It still packs in decent grunt, though, with a 20-80kmph time of 4.97 seconds. Credit for that also goes to the seven-speed dual-clutch automatic transmission that offers intuitive and quick gear changes. At low speeds, in particular, they’re almost imperceptible. With a light foot, the gearbox is also quite eager to upshift. If you’re feeling impatient, slipping the gear lever into sport mode will make it hold onto a gear closer to the redline and, of course, you do have the manual mode, if not paddle-shifters.
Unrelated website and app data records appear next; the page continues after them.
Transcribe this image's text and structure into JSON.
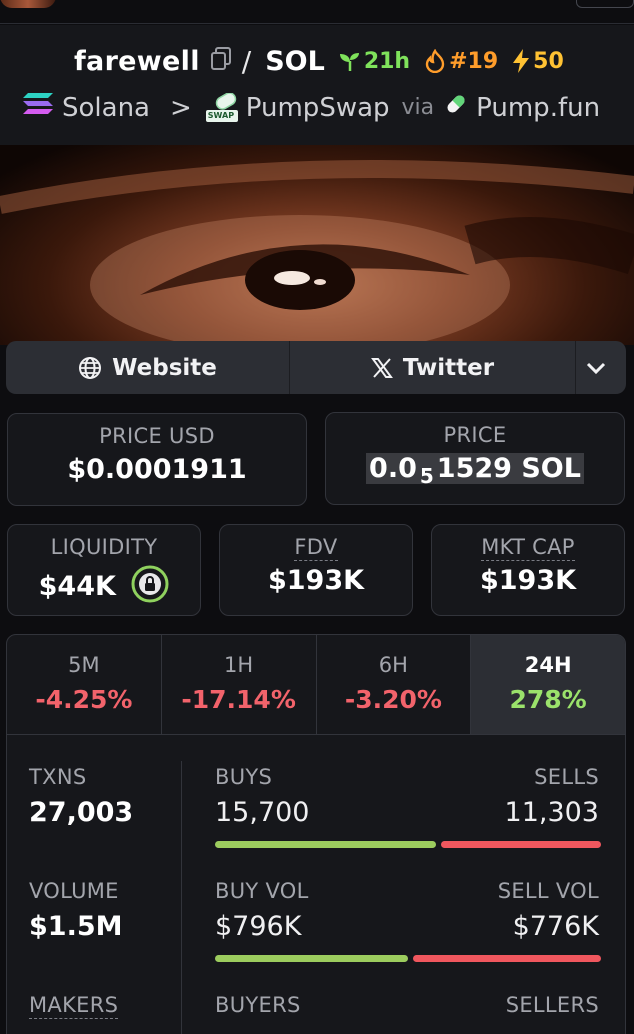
{
  "header": {
    "pair_name": "farewell",
    "slash": "/",
    "quote": "SOL",
    "age": "21h",
    "rank": "#19",
    "boosts": "50",
    "chain": "Solana",
    "sep": ">",
    "dex": "PumpSwap",
    "dex_icon_text": "SWAP",
    "via": "via",
    "launchpad": "Pump.fun"
  },
  "links": {
    "website": "Website",
    "twitter": "Twitter"
  },
  "prices": {
    "usd_label": "PRICE USD",
    "usd_value": "$0.0001911",
    "native_label": "PRICE",
    "native_prefix": "0.0",
    "native_zeros": "5",
    "native_digits": "1529 SOL"
  },
  "metrics": {
    "liquidity_label": "LIQUIDITY",
    "liquidity_value": "$44K",
    "fdv_label": "FDV",
    "fdv_value": "$193K",
    "mcap_label": "MKT CAP",
    "mcap_value": "$193K"
  },
  "tabs": [
    {
      "label": "5M",
      "value": "-4.25%"
    },
    {
      "label": "1H",
      "value": "-17.14%"
    },
    {
      "label": "6H",
      "value": "-3.20%"
    },
    {
      "label": "24H",
      "value": "278%"
    }
  ],
  "stats": {
    "txns_label": "TXNS",
    "txns_value": "27,003",
    "buys_label": "BUYS",
    "buys_value": "15,700",
    "sells_label": "SELLS",
    "sells_value": "11,303",
    "buy_share": 0.581,
    "volume_label": "VOLUME",
    "volume_value": "$1.5M",
    "buyvol_label": "BUY VOL",
    "buyvol_value": "$796K",
    "sellvol_label": "SELL VOL",
    "sellvol_value": "$776K",
    "buyvol_share": 0.506,
    "makers_label": "MAKERS",
    "buyers_label": "BUYERS",
    "sellers_label": "SELLERS"
  },
  "colors": {
    "positive": "#9be26b",
    "negative": "#f2636b",
    "age_green": "#7fe25b",
    "rank_orange": "#ff9d2b",
    "boost_yellow": "#ffc233"
  },
  "icons": [
    "copy-icon",
    "seedling-icon",
    "flame-icon",
    "lightning-icon",
    "solana-icon",
    "pumpswap-icon",
    "pill-icon",
    "globe-icon",
    "x-logo-icon",
    "chevron-down-icon",
    "lock-icon"
  ]
}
The powertrain’s efficiency-focused nature helped us get fuel-economy of 13.10kmpl in the city and 18.24kmpl on the highway. In the A3, this motor also features cylinder-deactivation, which switches the 4-pot engine to two-cylinder mode under low strain conditions. The switch is seamless and will be particularly good for extending your tank range during inter-city trips, but will rarely activate in city traffic because the speeds are inconsistent.
Ride and Handling
The A3’s suspension strikes a good balance of sporty and comfortable. It’s settled and composed over most Indian roads and the ride is stable well beyond 120kmph. Bigger potholes will be felt inside the cabin, though, but the suspension is still quite silent through them. The car’s composure also shows under panic braking, with the pedal offering enough feedback while we got it down from 80-0kmph in 24.78 metres.
However, confidence inspiring as the car is, it’s not one you can enjoy pushing too hard. The steering still isn’t communicative enough and there’s no way of telling what the front tyres are up to. It’s light enough for city usage and weighs up adequately on the highway, but isn’t engaging to use. Given the A3’s driver-centric nature, this is one facet that should have been improved.
The updated A3 petrol is not only efficient enough to give diesels a run for their money, but is leagues ahead in terms of refinement. Granted, compared to its predecessor, the A3 does lose out on some high speed punch, but it still offers impressive performance. Unlike before, it’s available in the fully-loaded variant as well. The petrol A3 isn’t just a failsafe against the ever-looming anti-diesel sentiment. It really does make a strong case to appraise over the diesel, especially considering its frugality and the lower asking price of Rs 31.20-35.03 lakh (ex-showroom Delhi).
Also Read: Audi A4 Diesel: Detailed Review